The goals of the project were to reduce water loss, improve timing of water delivery and allow independent water management for each of the Pahranagat National Wildlife Refuge wetland units. These goals were achieved by the installation of a three-mile underground pipeline and four lateral water delivery lines. Water conservation practices in an arid environment is a major focus in Pahranagat.

Without water, Pahranagat cannot meet our refuge purpose as a safe sanctuary, for migratory birds,” said Rob Vinson, refuge manager.

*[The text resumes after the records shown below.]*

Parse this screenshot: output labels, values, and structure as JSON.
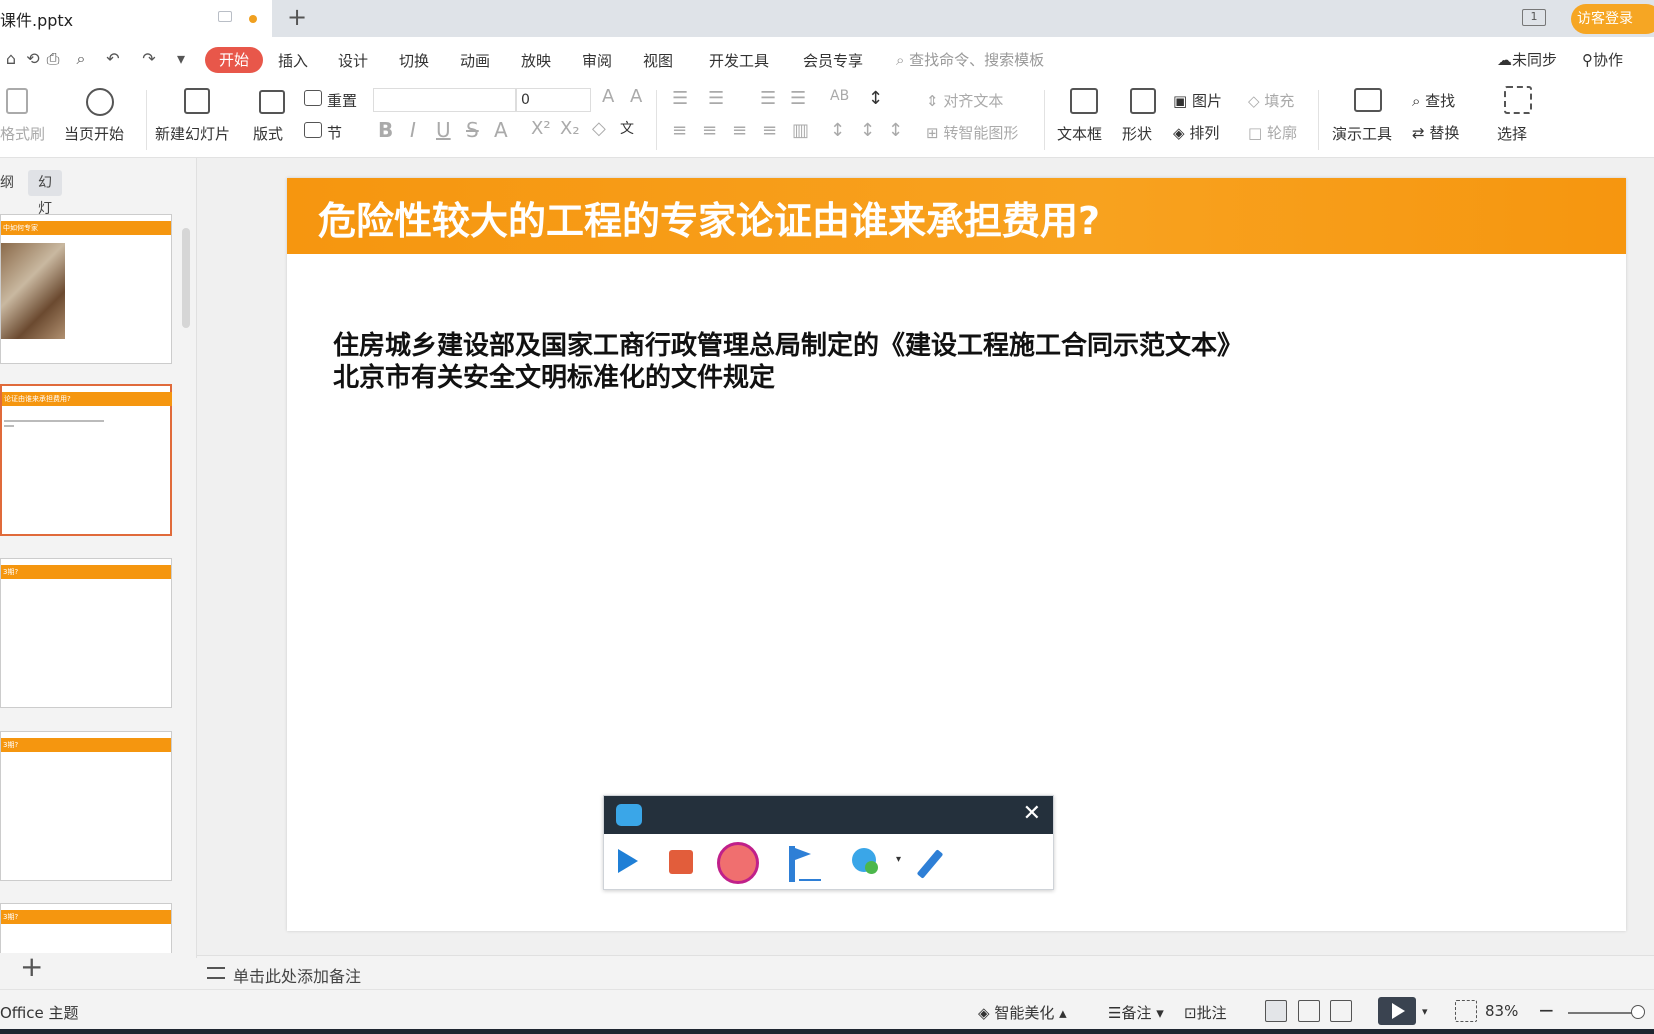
{
  "titlebar": {
    "file_name": "课件.pptx",
    "login_label": "访客登录",
    "window_count": "1"
  },
  "menubar": {
    "items": [
      "开始",
      "插入",
      "设计",
      "切换",
      "动画",
      "放映",
      "审阅",
      "视图",
      "开发工具",
      "会员专享"
    ],
    "active": "开始",
    "search_placeholder": "查找命令、搜索模板",
    "sync_label": "未同步",
    "collab_label": "协作"
  },
  "ribbon": {
    "format_painter": "格式刷",
    "from_current": "当页开始",
    "new_slide": "新建幻灯片",
    "layout": "版式",
    "reset": "重置",
    "section": "节",
    "font_size_value": "0",
    "align_text": "对齐文本",
    "smartart": "转智能图形",
    "textbox": "文本框",
    "shape": "形状",
    "picture": "图片",
    "arrange": "排列",
    "fill": "填充",
    "outline": "轮廓",
    "present_tools": "演示工具",
    "find": "查找",
    "replace": "替换",
    "select": "选择"
  },
  "leftpanel": {
    "tab_outline": "纲",
    "tab_slides": "幻灯片",
    "thumbs": [
      {
        "title": "中如何专家"
      },
      {
        "title": "论证由谁来承担费用?"
      },
      {
        "title": "3期?"
      },
      {
        "title": "3期?"
      },
      {
        "title": "3期?"
      }
    ]
  },
  "slide": {
    "title": "危险性较大的工程的专家论证由谁来承担费用?",
    "line1": "住房城乡建设部及国家工商行政管理总局制定的《建设工程施工合同示范文本》",
    "line2": "北京市有关安全文明标准化的文件规定"
  },
  "notes": {
    "placeholder": "单击此处添加备注"
  },
  "statusbar": {
    "theme": "Office 主题",
    "beautify": "智能美化",
    "notes": "备注",
    "comments": "批注",
    "zoom": "83%"
  },
  "colors": {
    "accent": "#e8574a",
    "slide_header": "#f6960f",
    "login": "#f6a623"
  }
}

The water delivery improvements have impacted over 1,240 acres of wetland habitat the first year of operation.

“We are pleased to have received this grant from SNPLMA and are excited about the impact this project will have for providing critical wetland habitats for migratory birds for years to come,” said Vinson.

The project promotes ecological and recreational sustainability with the new underground water delivery system conserving water on Pahranagat. Vinson estimates that the use of the pipeline system could reduce water loss of 2,700 acre-feet by 75%.

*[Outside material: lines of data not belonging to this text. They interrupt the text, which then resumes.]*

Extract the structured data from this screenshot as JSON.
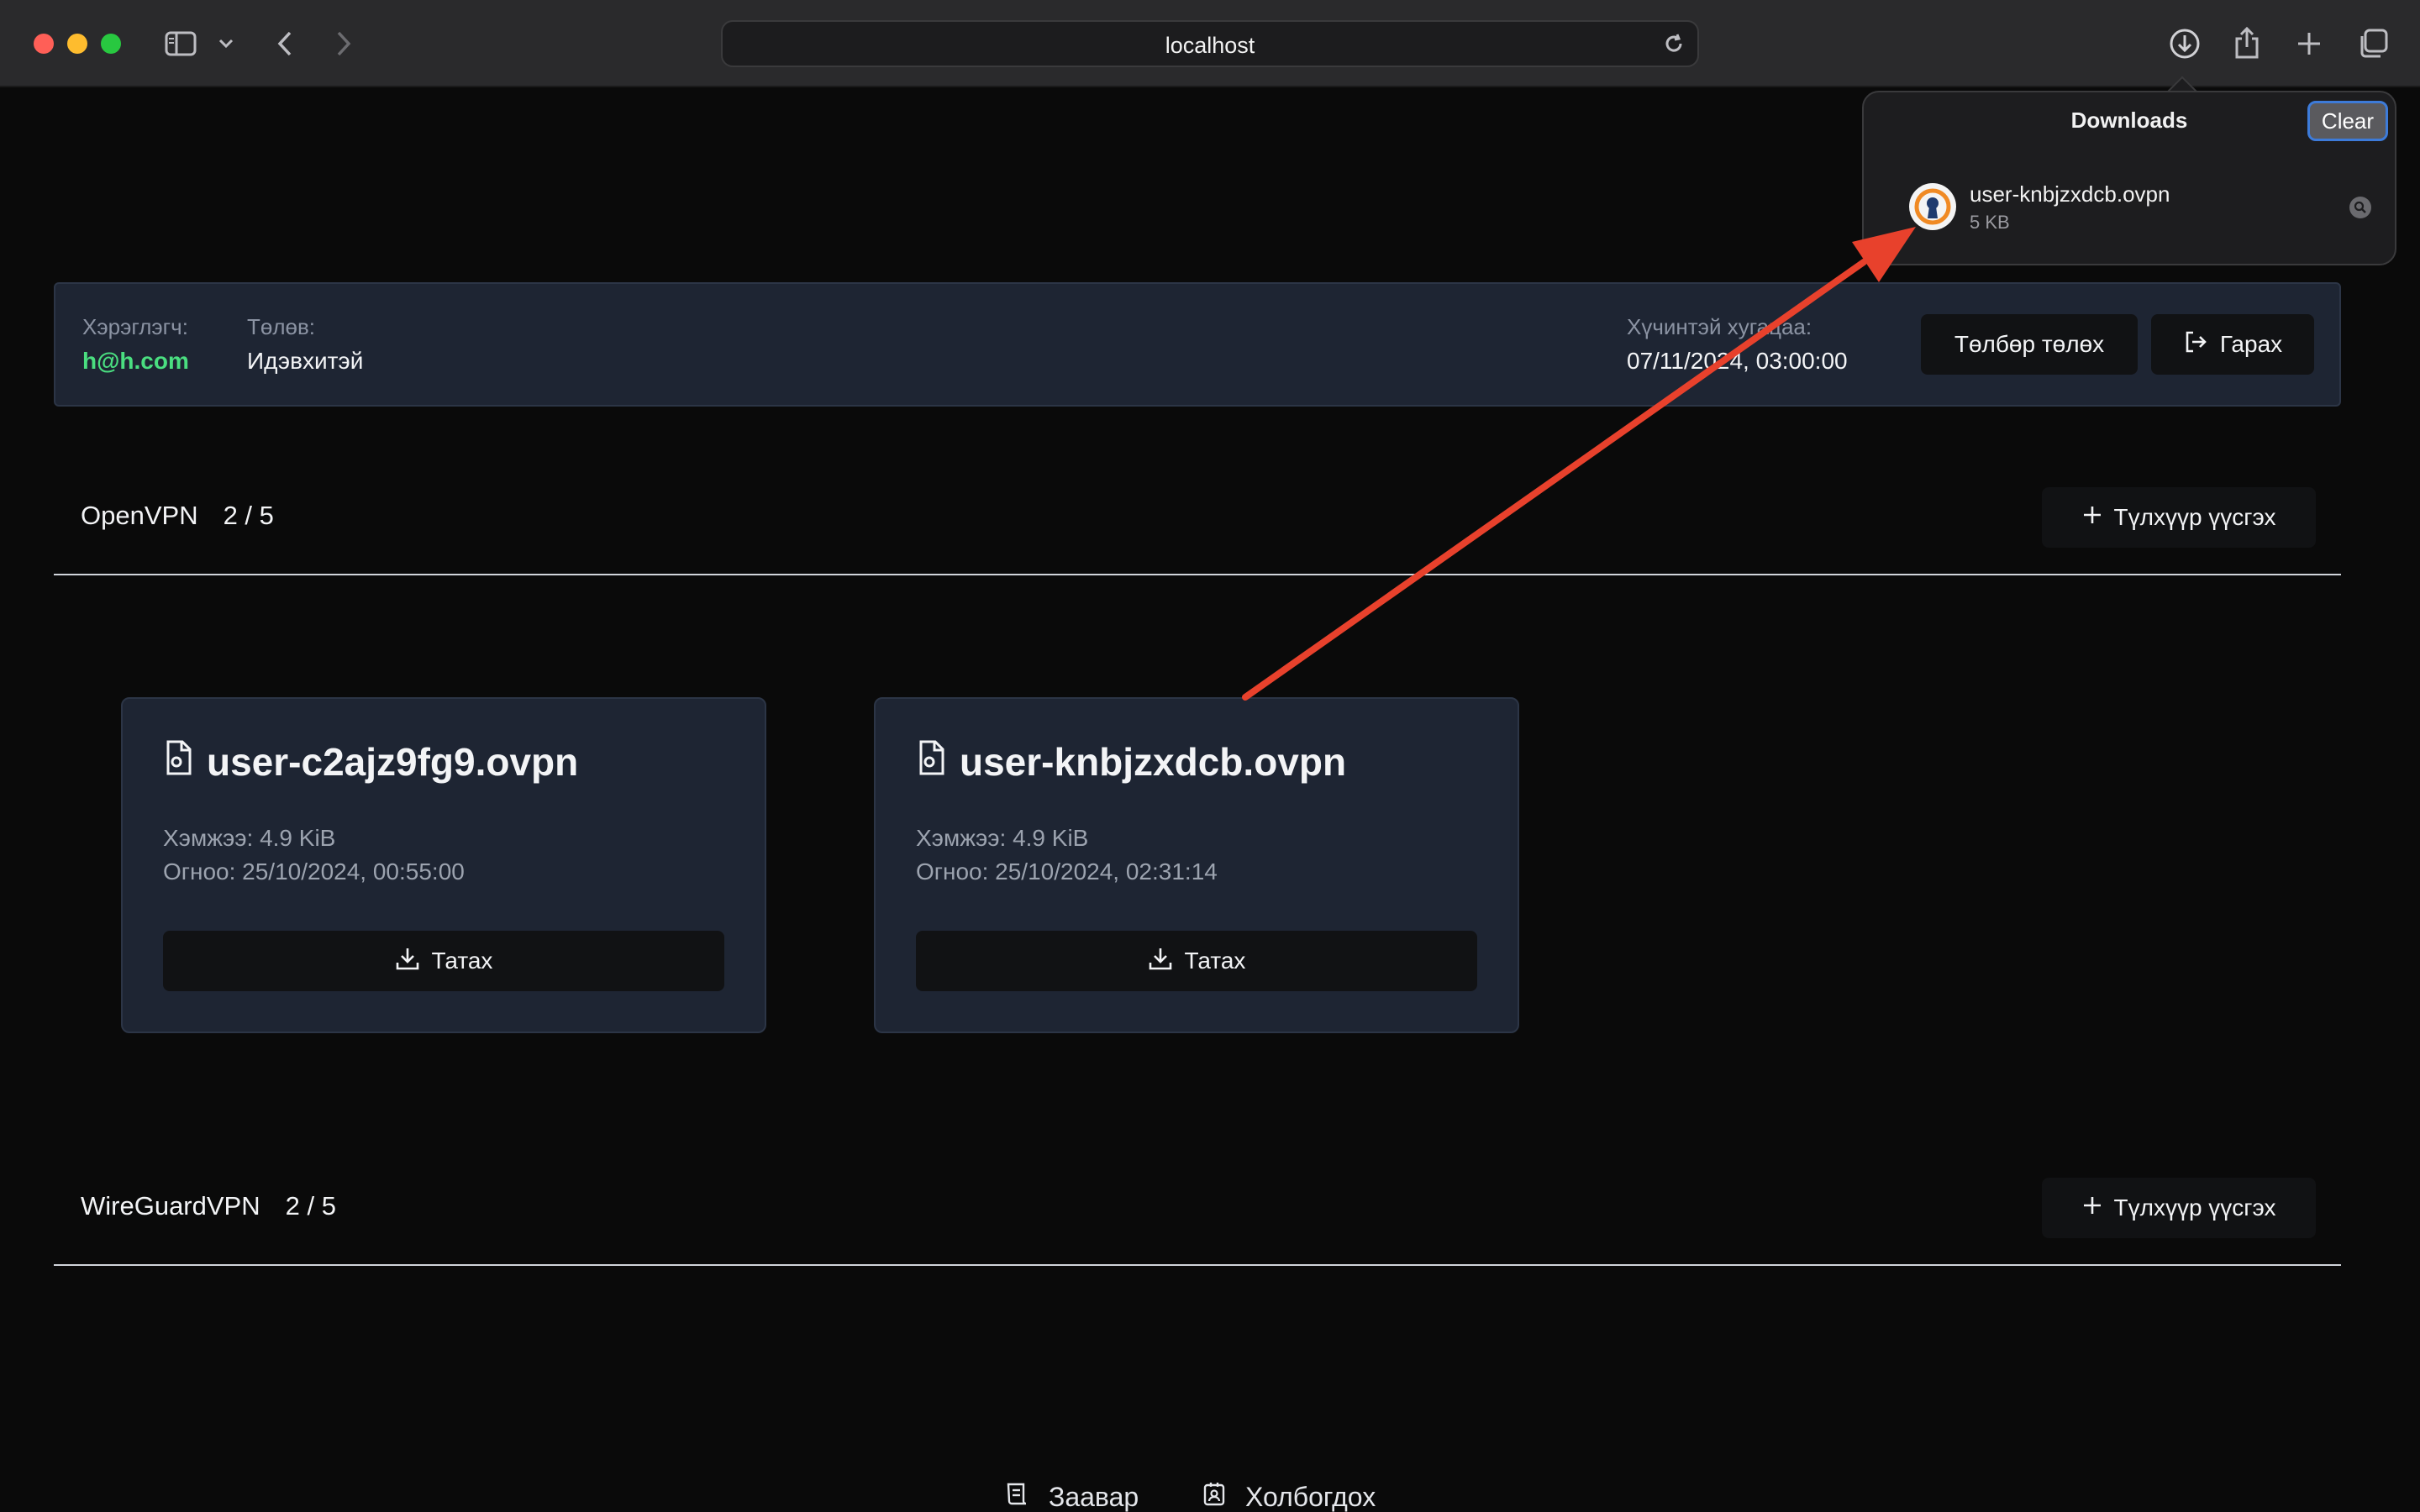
{
  "browser": {
    "address": "localhost",
    "icons": [
      "sidebar-icon",
      "chevron-down-icon",
      "back-icon",
      "forward-icon",
      "reload-icon",
      "downloads-icon",
      "share-icon",
      "new-tab-icon",
      "tab-overview-icon"
    ]
  },
  "downloads": {
    "title": "Downloads",
    "clear_label": "Clear",
    "items": [
      {
        "name": "user-knbjzxdcb.ovpn",
        "size": "5 KB",
        "icon": "openvpn-icon"
      }
    ]
  },
  "user_bar": {
    "user_label": "Хэрэглэгч:",
    "user_value": "h@h.com",
    "payment_label": "Төлөв:",
    "payment_value": "Идэвхитэй",
    "expiry_label": "Хүчинтэй хугацаа:",
    "expiry_value": "07/11/2024, 03:00:00",
    "pay_button": "Төлбөр төлөх",
    "logout_button": "Гарах"
  },
  "sections": [
    {
      "title": "OpenVPN",
      "count": "2 / 5",
      "add_button": "Түлхүүр үүсгэх",
      "cards": [
        {
          "title": "user-c2ajz9fg9.ovpn",
          "size": "Хэмжээ: 4.9 KiB",
          "created": "Огноо: 25/10/2024, 00:55:00",
          "download": "Татах"
        },
        {
          "title": "user-knbjzxdcb.ovpn",
          "size": "Хэмжээ: 4.9 KiB",
          "created": "Огноо: 25/10/2024, 02:31:14",
          "download": "Татах"
        }
      ]
    },
    {
      "title": "WireGuardVPN",
      "count": "2 / 5",
      "add_button": "Түлхүүр үүсгэх",
      "cards": []
    }
  ],
  "footer": {
    "guide_label": "Заавар",
    "contact_label": "Холбогдох"
  },
  "colors": {
    "accent_green": "#4ade80",
    "annotation_arrow": "#e8412c",
    "card_bg": "#1e2533"
  }
}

With better water conservation, refuge staff can focus on landscape-level habitat restoration to recover a rare wetland ecosystem that provides critical habitat for many species of conservation priority, such as migratory birds.

metal pipes un a ditch.

A valve system and lateral line used to direct the water flow of the pipe system. Credit: USFWS

“Water conservation is one of the top priorities in the Pahranagat Valley, and in southern Nevada, water availability is key to cultural and environmental survivability,” said Vinson. “Improved wetland habitat will likely attract more visitors to the refuge from Las Vegas and other areas, allowing more people to connect to the natural environment.”

Pahranagat National Wildlife Refuge was established in 1963 to protect important wetlands and wet meadows for wetland dependent migratory birds and endangered species of the Pacific Flyway. Pahranagat Valley is but “one link in a chain” of increasingly rare open water and riparian habitats across the arid western United States, especially across Nevada, according to Vinson.

Perennial water on Pahranagat sustains a variety of wetland habitat types, including open water lakes, marshes, wet meadows, alkali meadows and riparian woodlands that provide valuable habitat for many of Nevada’s native species. The refuge provides essential stopover habitat for numerous migratory birds and waterfowl traveling along the Pacific Flyway in the spring and fall.

“Without the SNPLMA funding for this type of large scale project, we wouldn’t be able to complete this important work,” said Vinson. “I am ecstatic to already see the positive results of a water delivery system such as this. We still have a great deal of work to do, but this SNPLMA grant is a big step in the right direction for the future of Pahranagat.”